WORK ITEM: When you respond, write out each entry exactly as it stands.

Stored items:
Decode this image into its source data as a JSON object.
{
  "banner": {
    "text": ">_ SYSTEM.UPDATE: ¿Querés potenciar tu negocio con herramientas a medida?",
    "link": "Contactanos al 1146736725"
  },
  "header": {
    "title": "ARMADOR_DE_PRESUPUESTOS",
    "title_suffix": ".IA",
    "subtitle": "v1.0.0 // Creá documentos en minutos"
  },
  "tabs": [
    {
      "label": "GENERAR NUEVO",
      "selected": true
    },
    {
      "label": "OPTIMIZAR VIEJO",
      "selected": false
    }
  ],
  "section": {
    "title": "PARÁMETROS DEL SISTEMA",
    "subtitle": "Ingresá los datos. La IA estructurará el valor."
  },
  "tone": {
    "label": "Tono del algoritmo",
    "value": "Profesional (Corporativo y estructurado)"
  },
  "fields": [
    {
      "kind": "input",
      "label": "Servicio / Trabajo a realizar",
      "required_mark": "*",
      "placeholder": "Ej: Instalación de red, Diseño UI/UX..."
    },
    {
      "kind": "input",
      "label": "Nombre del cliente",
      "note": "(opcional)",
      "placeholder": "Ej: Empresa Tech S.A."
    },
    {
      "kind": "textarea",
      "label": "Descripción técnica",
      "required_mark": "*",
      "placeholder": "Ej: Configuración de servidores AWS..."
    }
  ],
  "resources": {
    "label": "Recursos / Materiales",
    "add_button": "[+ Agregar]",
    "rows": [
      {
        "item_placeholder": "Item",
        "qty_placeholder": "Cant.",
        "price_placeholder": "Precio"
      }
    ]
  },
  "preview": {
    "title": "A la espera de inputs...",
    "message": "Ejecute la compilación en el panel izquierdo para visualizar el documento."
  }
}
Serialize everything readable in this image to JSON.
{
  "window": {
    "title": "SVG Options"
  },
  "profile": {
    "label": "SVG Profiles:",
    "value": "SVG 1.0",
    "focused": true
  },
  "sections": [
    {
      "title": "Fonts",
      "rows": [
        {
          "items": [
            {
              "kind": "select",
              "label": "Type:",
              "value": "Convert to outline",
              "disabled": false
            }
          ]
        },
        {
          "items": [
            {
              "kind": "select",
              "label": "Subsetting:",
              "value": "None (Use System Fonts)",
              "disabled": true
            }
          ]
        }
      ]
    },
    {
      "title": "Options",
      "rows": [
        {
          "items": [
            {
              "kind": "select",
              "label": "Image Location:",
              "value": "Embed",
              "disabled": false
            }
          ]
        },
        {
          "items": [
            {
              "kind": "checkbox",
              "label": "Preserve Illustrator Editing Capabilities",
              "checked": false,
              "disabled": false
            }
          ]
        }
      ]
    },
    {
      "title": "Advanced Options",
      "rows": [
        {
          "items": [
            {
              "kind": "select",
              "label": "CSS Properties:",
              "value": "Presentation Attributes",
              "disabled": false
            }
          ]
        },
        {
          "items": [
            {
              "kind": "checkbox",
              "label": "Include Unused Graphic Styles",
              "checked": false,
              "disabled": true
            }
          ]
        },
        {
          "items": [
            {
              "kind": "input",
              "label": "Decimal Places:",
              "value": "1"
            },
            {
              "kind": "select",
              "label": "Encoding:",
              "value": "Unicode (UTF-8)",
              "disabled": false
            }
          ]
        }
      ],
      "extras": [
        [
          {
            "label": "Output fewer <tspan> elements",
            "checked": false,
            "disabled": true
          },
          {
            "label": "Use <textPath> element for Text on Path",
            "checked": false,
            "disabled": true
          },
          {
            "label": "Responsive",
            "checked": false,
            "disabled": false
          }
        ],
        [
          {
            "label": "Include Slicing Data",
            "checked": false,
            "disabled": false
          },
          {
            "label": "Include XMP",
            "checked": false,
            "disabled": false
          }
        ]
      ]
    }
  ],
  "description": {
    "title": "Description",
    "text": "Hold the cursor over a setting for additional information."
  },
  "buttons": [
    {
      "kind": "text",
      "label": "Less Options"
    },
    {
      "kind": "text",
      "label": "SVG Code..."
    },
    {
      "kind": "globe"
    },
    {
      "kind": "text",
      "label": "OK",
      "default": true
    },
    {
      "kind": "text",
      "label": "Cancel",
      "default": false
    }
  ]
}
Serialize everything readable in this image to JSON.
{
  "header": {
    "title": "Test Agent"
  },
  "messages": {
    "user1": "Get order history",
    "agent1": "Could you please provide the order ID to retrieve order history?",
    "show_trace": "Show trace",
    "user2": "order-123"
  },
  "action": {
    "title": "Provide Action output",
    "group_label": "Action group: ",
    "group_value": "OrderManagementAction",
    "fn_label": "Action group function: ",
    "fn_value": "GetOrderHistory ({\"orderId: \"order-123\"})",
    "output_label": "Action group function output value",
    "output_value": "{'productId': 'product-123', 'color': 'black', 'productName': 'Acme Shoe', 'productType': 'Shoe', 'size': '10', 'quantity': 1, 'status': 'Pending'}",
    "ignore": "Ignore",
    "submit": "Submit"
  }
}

PROBLEM SOLUTION:
Decode this image into its source data as a JSON object.
{
  "banner": {
    "text": ">_ SYSTEM.UPDATE: ¿Querés potenciar tu negocio con herramientas a medida?",
    "link": "Contactanos al 1146736725"
  },
  "header": {
    "title": "ARMADOR_DE_PRESUPUESTOS",
    "title_suffix": ".IA",
    "subtitle": "v1.0.0 // Creá documentos en minutos"
  },
  "tabs": [
    {
      "label": "GENERAR NUEVO",
      "selected": true
    },
    {
      "label": "OPTIMIZAR VIEJO",
      "selected": false
    }
  ],
  "section": {
    "title": "PARÁMETROS DEL SISTEMA",
    "subtitle": "Ingresá los datos. La IA estructurará el valor."
  },
  "tone": {
    "label": "Tono del algoritmo",
    "value": "Profesional (Corporativo y estructurado)"
  },
  "fields": [
    {
      "kind": "input",
      "label": "Servicio / Trabajo a realizar",
      "required_mark": "*",
      "placeholder": "Ej: Instalación de red, Diseño UI/UX..."
    },
    {
      "kind": "input",
      "label": "Nombre del cliente",
      "note": "(opcional)",
      "placeholder": "Ej: Empresa Tech S.A."
    },
    {
      "kind": "textarea",
      "label": "Descripción técnica",
      "required_mark": "*",
      "placeholder": "Ej: Configuración de servidores AWS..."
    }
  ],
  "resources": {
    "label": "Recursos / Materiales",
    "add_button": "[+ Agregar]",
    "rows": [
      {
        "item_placeholder": "Item",
        "qty_placeholder": "Cant.",
        "price_placeholder": "Precio"
      }
    ]
  },
  "preview": {
    "title": "A la espera de inputs...",
    "message": "Ejecute la compilación en el panel izquierdo para visualizar el documento."
  }
}
Serialize everything readable in this image to JSON.
{
  "window": {
    "title": "SVG Options"
  },
  "profile": {
    "label": "SVG Profiles:",
    "value": "SVG 1.0",
    "focused": true
  },
  "sections": [
    {
      "title": "Fonts",
      "rows": [
        {
          "items": [
            {
              "kind": "select",
              "label": "Type:",
              "value": "Convert to outline",
              "disabled": false
            }
          ]
        },
        {
          "items": [
            {
              "kind": "select",
              "label": "Subsetting:",
              "value": "None (Use System Fonts)",
              "disabled": true
            }
          ]
        }
      ]
    },
    {
      "title": "Options",
      "rows": [
        {
          "items": [
            {
              "kind": "select",
              "label": "Image Location:",
              "value": "Embed",
              "disabled": false
            }
          ]
        },
        {
          "items": [
            {
              "kind": "checkbox",
              "label": "Preserve Illustrator Editing Capabilities",
              "checked": false,
              "disabled": false
            }
          ]
        }
      ]
    },
    {
      "title": "Advanced Options",
      "rows": [
        {
          "items": [
            {
              "kind": "select",
              "label": "CSS Properties:",
              "value": "Presentation Attributes",
              "disabled": false
            }
          ]
        },
        {
          "items": [
            {
              "kind": "checkbox",
              "label": "Include Unused Graphic Styles",
              "checked": false,
              "disabled": true
            }
          ]
        },
        {
          "items": [
            {
              "kind": "input",
              "label": "Decimal Places:",
              "value": "1"
            },
            {
              "kind": "select",
              "label": "Encoding:",
              "value": "Unicode (UTF-8)",
              "disabled": false
            }
          ]
        }
      ],
      "extras": [
        [
          {
            "label": "Output fewer <tspan> elements",
            "checked": false,
            "disabled": true
          },
          {
            "label": "Use <textPath> element for Text on Path",
            "checked": false,
            "disabled": true
          },
          {
            "label": "Responsive",
            "checked": false,
            "disabled": false
          }
        ],
        [
          {
            "label": "Include Slicing Data",
            "checked": false,
            "disabled": false
          },
          {
            "label": "Include XMP",
            "checked": false,
            "disabled": false
          }
        ]
      ]
    }
  ],
  "description": {
    "title": "Description",
    "text": "Hold the cursor over a setting for additional information."
  },
  "buttons": [
    {
      "kind": "text",
      "label": "Less Options"
    },
    {
      "kind": "text",
      "label": "SVG Code..."
    },
    {
      "kind": "globe"
    },
    {
      "kind": "text",
      "label": "OK",
      "default": true
    },
    {
      "kind": "text",
      "label": "Cancel",
      "default": false
    }
  ]
}
Serialize everything readable in this image to JSON.
{
  "header": {
    "title": "Test Agent"
  },
  "messages": {
    "user1": "Get order history",
    "agent1": "Could you please provide the order ID to retrieve order history?",
    "show_trace": "Show trace",
    "user2": "order-123"
  },
  "action": {
    "title": "Provide Action output",
    "group_label": "Action group: ",
    "group_value": "OrderManagementAction",
    "fn_label": "Action group function: ",
    "fn_value": "GetOrderHistory ({\"orderId: \"order-123\"})",
    "output_label": "Action group function output value",
    "output_value": "{'productId': 'product-123', 'color': 'black', 'productName': 'Acme Shoe', 'productType': 'Shoe', 'size': '10', 'quantity': 1, 'status': 'Pending'}",
    "ignore": "Ignore",
    "submit": "Submit"
  }
}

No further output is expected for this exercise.